ACTIVITY | Print all the data that follows exactly, images excluded.
· · · · ·
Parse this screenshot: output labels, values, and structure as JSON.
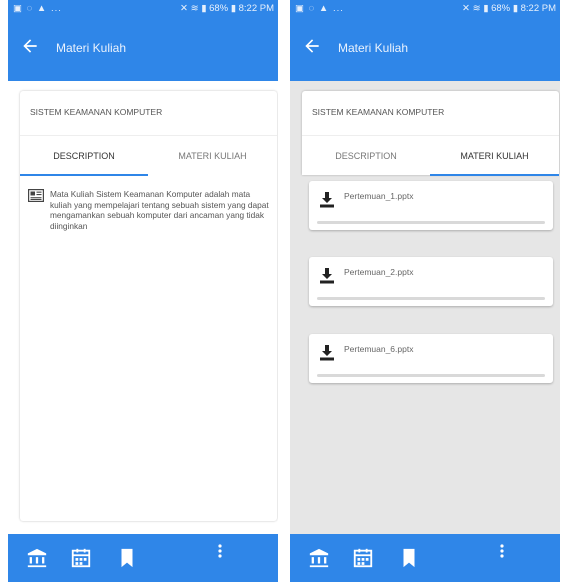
{
  "status_bar": {
    "left_icons": [
      "gallery-icon",
      "whatsapp-icon",
      "person-icon"
    ],
    "left_more": "...",
    "battery": "68%",
    "time": "8:22 PM"
  },
  "app_bar": {
    "title": "Materi Kuliah",
    "back_icon": "arrow-left-icon"
  },
  "course": {
    "name": "SISTEM KEAMANAN KOMPUTER"
  },
  "tabs": [
    {
      "label": "DESCRIPTION"
    },
    {
      "label": "MATERI KULIAH"
    }
  ],
  "left_screen": {
    "active_tab": "DESCRIPTION",
    "description": "Mata Kuliah Sistem Keamanan Komputer adalah mata kuliah yang mempelajari tentang sebuah sistem yang dapat mengamankan sebuah komputer dari ancaman yang tidak diinginkan",
    "description_icon": "news-icon"
  },
  "right_screen": {
    "active_tab": "MATERI KULIAH",
    "files": [
      {
        "name": "Pertemuan_1.pptx"
      },
      {
        "name": "Pertemuan_2.pptx"
      },
      {
        "name": "Pertemuan_6.pptx"
      }
    ]
  },
  "bottom_nav": {
    "items": [
      "bank-icon",
      "calendar-icon",
      "bookmark-icon",
      "more-vertical-icon"
    ]
  },
  "colors": {
    "primary": "#2f86e8",
    "content_gray": "#e6e6e6"
  }
}
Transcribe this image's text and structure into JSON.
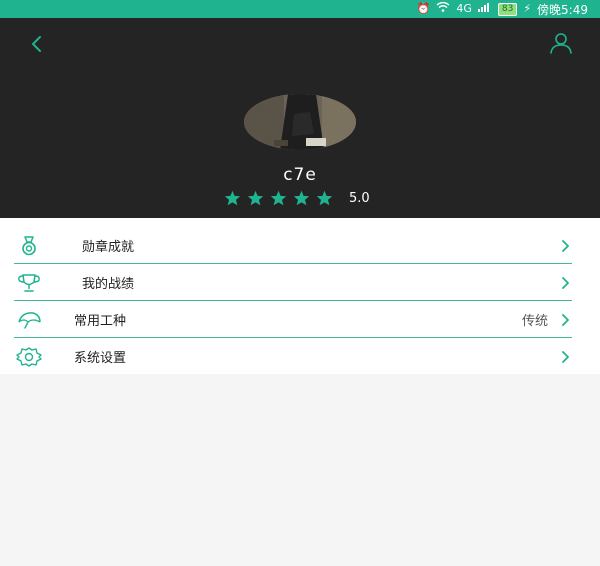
{
  "status_bar": {
    "battery": "83",
    "time": "傍晚5:49",
    "network": "4G"
  },
  "profile": {
    "username": "c7e",
    "rating_score": "5.0",
    "stars_filled": 5
  },
  "menu": {
    "items": [
      {
        "label": "勋章成就",
        "value": ""
      },
      {
        "label": "我的战绩",
        "value": ""
      },
      {
        "label": "常用工种",
        "value": "传统"
      },
      {
        "label": "系统设置",
        "value": ""
      }
    ]
  },
  "icons": {
    "back": "chevron-left-icon",
    "user": "user-icon",
    "medal": "medal-icon",
    "trophy": "trophy-icon",
    "tool": "umbrella-icon",
    "settings": "gear-icon",
    "arrow": "chevron-right-icon"
  },
  "colors": {
    "accent": "#1fb38f",
    "header_bg": "#242424",
    "star": "#1fb38f"
  }
}
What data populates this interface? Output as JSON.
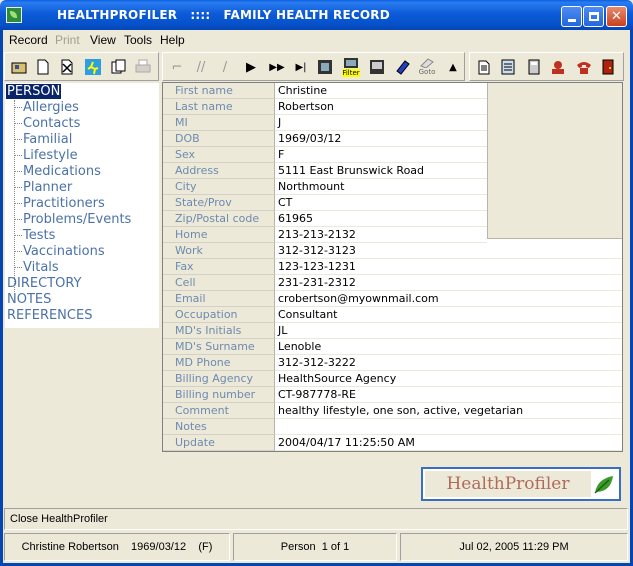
{
  "window": {
    "title": "HEALTHPROFILER   ::::   FAMILY HEALTH RECORD",
    "controls": [
      "minimize",
      "maximize",
      "close"
    ]
  },
  "menu": {
    "record": "Record",
    "print": "Print",
    "view": "View",
    "tools": "Tools",
    "help": "Help"
  },
  "toolbar": {
    "filter_label": "Filter",
    "goto_label": "Goto"
  },
  "tree": {
    "person": "PERSON",
    "children": [
      "Allergies",
      "Contacts",
      "Familial",
      "Lifestyle",
      "Medications",
      "Planner",
      "Practitioners",
      "Problems/Events",
      "Tests",
      "Vaccinations",
      "Vitals"
    ],
    "directory": "DIRECTORY",
    "notes": "NOTES",
    "references": "REFERENCES"
  },
  "record": {
    "fields": [
      {
        "label": "First name",
        "value": "Christine"
      },
      {
        "label": "Last name",
        "value": "Robertson"
      },
      {
        "label": "MI",
        "value": "J"
      },
      {
        "label": "DOB",
        "value": "1969/03/12"
      },
      {
        "label": "Sex",
        "value": "F"
      },
      {
        "label": "Address",
        "value": "5111 East Brunswick Road"
      },
      {
        "label": "City",
        "value": "Northmount"
      },
      {
        "label": "State/Prov",
        "value": "CT"
      },
      {
        "label": "Zip/Postal code",
        "value": "61965"
      },
      {
        "label": "Home",
        "value": "213-213-2132"
      },
      {
        "label": "Work",
        "value": "312-312-3123"
      },
      {
        "label": "Fax",
        "value": "123-123-1231"
      },
      {
        "label": "Cell",
        "value": "231-231-2312"
      },
      {
        "label": "Email",
        "value": "crobertson@myownmail.com"
      },
      {
        "label": "Occupation",
        "value": "Consultant"
      },
      {
        "label": "MD's Initials",
        "value": "JL"
      },
      {
        "label": "MD's Surname",
        "value": "Lenoble"
      },
      {
        "label": "MD Phone",
        "value": "312-312-3222"
      },
      {
        "label": "Billing Agency",
        "value": "HealthSource Agency"
      },
      {
        "label": "Billing number",
        "value": "CT-987778-RE"
      },
      {
        "label": "Comment",
        "value": "healthy lifestyle, one son, active, vegetarian"
      },
      {
        "label": "Notes",
        "value": ""
      },
      {
        "label": "Update",
        "value": "2004/04/17 11:25:50 AM"
      }
    ]
  },
  "logo": {
    "text": "HealthProfiler"
  },
  "status": {
    "message": "Close HealthProfiler",
    "person_info": "Christine Robertson    1969/03/12    (F)",
    "record_position": "Person  1 of 1",
    "datetime": "Jul 02, 2005 11:29 PM"
  },
  "colors": {
    "title_bar": "#0a5fe0",
    "tree_link": "#4a72a8",
    "field_label": "#6e8ab0",
    "selection": "#0a246a",
    "logo_text": "#b06b5a",
    "logo_border": "#3a6ec0"
  }
}
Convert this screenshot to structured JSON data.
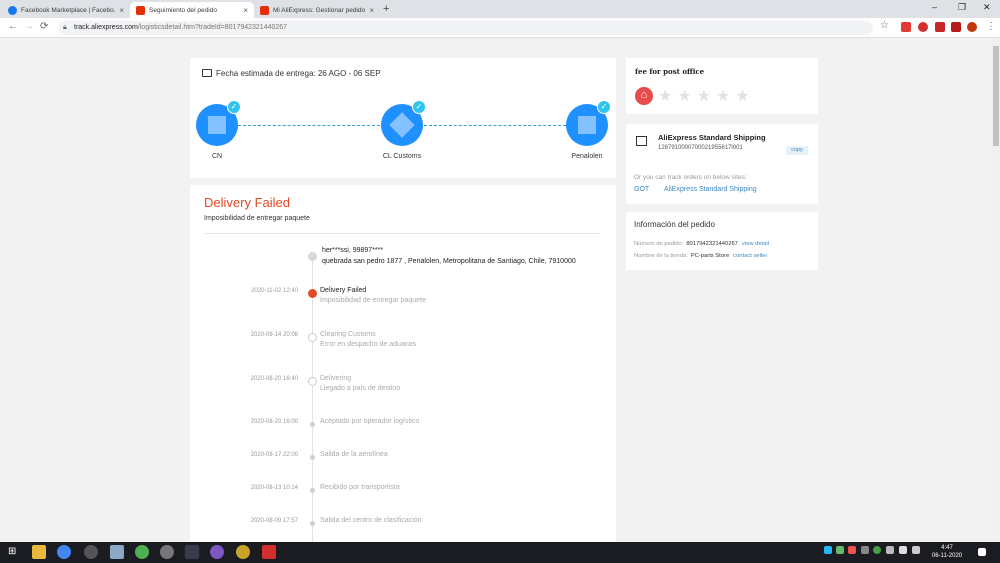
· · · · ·
FINAL ANSWER |
Parse this screenshot: output labels, values, and structure as JSON.
{
  "status_bar": {
    "left_icons": [
      "gallery-icon",
      "whatsapp-icon",
      "person-icon"
    ],
    "left_more": "...",
    "battery": "68%",
    "time": "8:22 PM"
  },
  "app_bar": {
    "title": "Materi Kuliah",
    "back_icon": "arrow-left-icon"
  },
  "course": {
    "name": "SISTEM KEAMANAN KOMPUTER"
  },
  "tabs": [
    {
      "label": "DESCRIPTION"
    },
    {
      "label": "MATERI KULIAH"
    }
  ],
  "left_screen": {
    "active_tab": "DESCRIPTION",
    "description": "Mata Kuliah Sistem Keamanan Komputer adalah mata kuliah yang mempelajari tentang sebuah sistem yang dapat mengamankan sebuah komputer dari ancaman yang tidak diinginkan",
    "description_icon": "news-icon"
  },
  "right_screen": {
    "active_tab": "MATERI KULIAH",
    "files": [
      {
        "name": "Pertemuan_1.pptx"
      },
      {
        "name": "Pertemuan_2.pptx"
      },
      {
        "name": "Pertemuan_6.pptx"
      }
    ]
  },
  "bottom_nav": {
    "items": [
      "bank-icon",
      "calendar-icon",
      "bookmark-icon",
      "more-vertical-icon"
    ]
  },
  "colors": {
    "primary": "#2f86e8",
    "content_gray": "#e6e6e6"
  }
}
Transcribe this image's text and structure into JSON.
{
  "status_bar": {
    "battery": "83",
    "time": "傍晚5:49",
    "network": "4G"
  },
  "profile": {
    "username": "c7e",
    "rating_score": "5.0",
    "stars_filled": 5
  },
  "menu": {
    "items": [
      {
        "label": "勋章成就",
        "value": ""
      },
      {
        "label": "我的战绩",
        "value": ""
      },
      {
        "label": "常用工种",
        "value": "传统"
      },
      {
        "label": "系统设置",
        "value": ""
      }
    ]
  },
  "icons": {
    "back": "chevron-left-icon",
    "user": "user-icon",
    "medal": "medal-icon",
    "trophy": "trophy-icon",
    "tool": "umbrella-icon",
    "settings": "gear-icon",
    "arrow": "chevron-right-icon"
  },
  "colors": {
    "accent": "#1fb38f",
    "header_bg": "#242424",
    "star": "#1fb38f"
  }
}
What data populates this interface? Output as JSON.
{
  "window": {
    "title": "HEALTHPROFILER   ::::   FAMILY HEALTH RECORD",
    "controls": [
      "minimize",
      "maximize",
      "close"
    ]
  },
  "menu": {
    "record": "Record",
    "print": "Print",
    "view": "View",
    "tools": "Tools",
    "help": "Help"
  },
  "toolbar": {
    "filter_label": "Filter",
    "goto_label": "Goto"
  },
  "tree": {
    "person": "PERSON",
    "children": [
      "Allergies",
      "Contacts",
      "Familial",
      "Lifestyle",
      "Medications",
      "Planner",
      "Practitioners",
      "Problems/Events",
      "Tests",
      "Vaccinations",
      "Vitals"
    ],
    "directory": "DIRECTORY",
    "notes": "NOTES",
    "references": "REFERENCES"
  },
  "record": {
    "fields": [
      {
        "label": "First name",
        "value": "Christine"
      },
      {
        "label": "Last name",
        "value": "Robertson"
      },
      {
        "label": "MI",
        "value": "J"
      },
      {
        "label": "DOB",
        "value": "1969/03/12"
      },
      {
        "label": "Sex",
        "value": "F"
      },
      {
        "label": "Address",
        "value": "5111 East Brunswick Road"
      },
      {
        "label": "City",
        "value": "Northmount"
      },
      {
        "label": "State/Prov",
        "value": "CT"
      },
      {
        "label": "Zip/Postal code",
        "value": "61965"
      },
      {
        "label": "Home",
        "value": "213-213-2132"
      },
      {
        "label": "Work",
        "value": "312-312-3123"
      },
      {
        "label": "Fax",
        "value": "123-123-1231"
      },
      {
        "label": "Cell",
        "value": "231-231-2312"
      },
      {
        "label": "Email",
        "value": "crobertson@myownmail.com"
      },
      {
        "label": "Occupation",
        "value": "Consultant"
      },
      {
        "label": "MD's Initials",
        "value": "JL"
      },
      {
        "label": "MD's Surname",
        "value": "Lenoble"
      },
      {
        "label": "MD Phone",
        "value": "312-312-3222"
      },
      {
        "label": "Billing Agency",
        "value": "HealthSource Agency"
      },
      {
        "label": "Billing number",
        "value": "CT-987778-RE"
      },
      {
        "label": "Comment",
        "value": "healthy lifestyle, one son, active, vegetarian"
      },
      {
        "label": "Notes",
        "value": ""
      },
      {
        "label": "Update",
        "value": "2004/04/17 11:25:50 AM"
      }
    ]
  },
  "logo": {
    "text": "HealthProfiler"
  },
  "status": {
    "message": "Close HealthProfiler",
    "person_info": "Christine Robertson    1969/03/12    (F)",
    "record_position": "Person  1 of 1",
    "datetime": "Jul 02, 2005 11:29 PM"
  },
  "colors": {
    "title_bar": "#0a5fe0",
    "tree_link": "#4a72a8",
    "field_label": "#6e8ab0",
    "selection": "#0a246a",
    "logo_text": "#b06b5a",
    "logo_border": "#3a6ec0"
  }
}
Convert this screenshot to structured JSON data.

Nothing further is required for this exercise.